The UK government has welcomed a five-point plan food industry plan to tackle the impact its businesses have on climate change.
Hilary Benn, the UK Secretary of State for the Environment, Food and Rural Affairs, praised the plans, which include food and drink manufacturers pledging to cut carbon dioxide emissions by 20% by 2010.

The UK Food and Drink Federation (FDF) launched the industry blueprint in London today (25 October) and Benn told an audience of industry executives that he "really, really welcomed" the plans.

"Food accounts for 30% of greenhouse gases across Europe.

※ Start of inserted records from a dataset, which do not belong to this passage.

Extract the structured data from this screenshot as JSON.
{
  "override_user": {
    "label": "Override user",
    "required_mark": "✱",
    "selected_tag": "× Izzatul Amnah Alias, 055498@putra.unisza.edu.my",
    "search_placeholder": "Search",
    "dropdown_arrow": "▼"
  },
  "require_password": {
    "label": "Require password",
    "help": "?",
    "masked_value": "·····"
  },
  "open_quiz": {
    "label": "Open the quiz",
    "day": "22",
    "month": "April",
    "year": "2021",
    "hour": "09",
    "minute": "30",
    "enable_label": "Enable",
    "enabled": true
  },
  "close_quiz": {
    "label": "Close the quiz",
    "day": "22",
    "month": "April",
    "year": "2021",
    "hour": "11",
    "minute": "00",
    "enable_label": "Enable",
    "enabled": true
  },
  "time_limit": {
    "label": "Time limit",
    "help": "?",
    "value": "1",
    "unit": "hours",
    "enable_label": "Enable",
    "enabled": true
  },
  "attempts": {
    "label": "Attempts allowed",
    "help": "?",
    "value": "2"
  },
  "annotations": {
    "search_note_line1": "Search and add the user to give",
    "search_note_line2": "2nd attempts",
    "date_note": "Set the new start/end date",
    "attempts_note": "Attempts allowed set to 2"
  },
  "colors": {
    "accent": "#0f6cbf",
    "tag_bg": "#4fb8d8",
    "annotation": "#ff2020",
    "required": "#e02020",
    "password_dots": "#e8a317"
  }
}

If you as an industry are seen to be doing the right thing, than your customers will follow," Benn said.

The Secretary of State praised a plan for industry to stop sending food and packaging waste to landfill from 2015 as "absolutely right." The five-point plan also includes working with the UK government-backed WRAP initiative to cut the amount of packaging sent to households; reducing water use; and achieving "fewer and friendlier food transport miles".

Benn said tackling environmental problems like climate change is an "economic issue" for manufacturers. "These issues are bigger than the balance sheet alone, important though that is. But it's not just an environmental issue; it's a security, political, migration and economic issue."

Environmental campaigner Jonathon Porritt, chairman of the UK Sustainable Development Commission, echoed Benn's argument that tackling climate change is in the interests of the food and drink industry.

"It is a competitive industry but the FDF is here to help companies help themselves," Porritt said. "Don't think that anything that's appeared on the screen today will penalize your company and make it less competitive. If you want to stay competitive, you have to get this sorted out."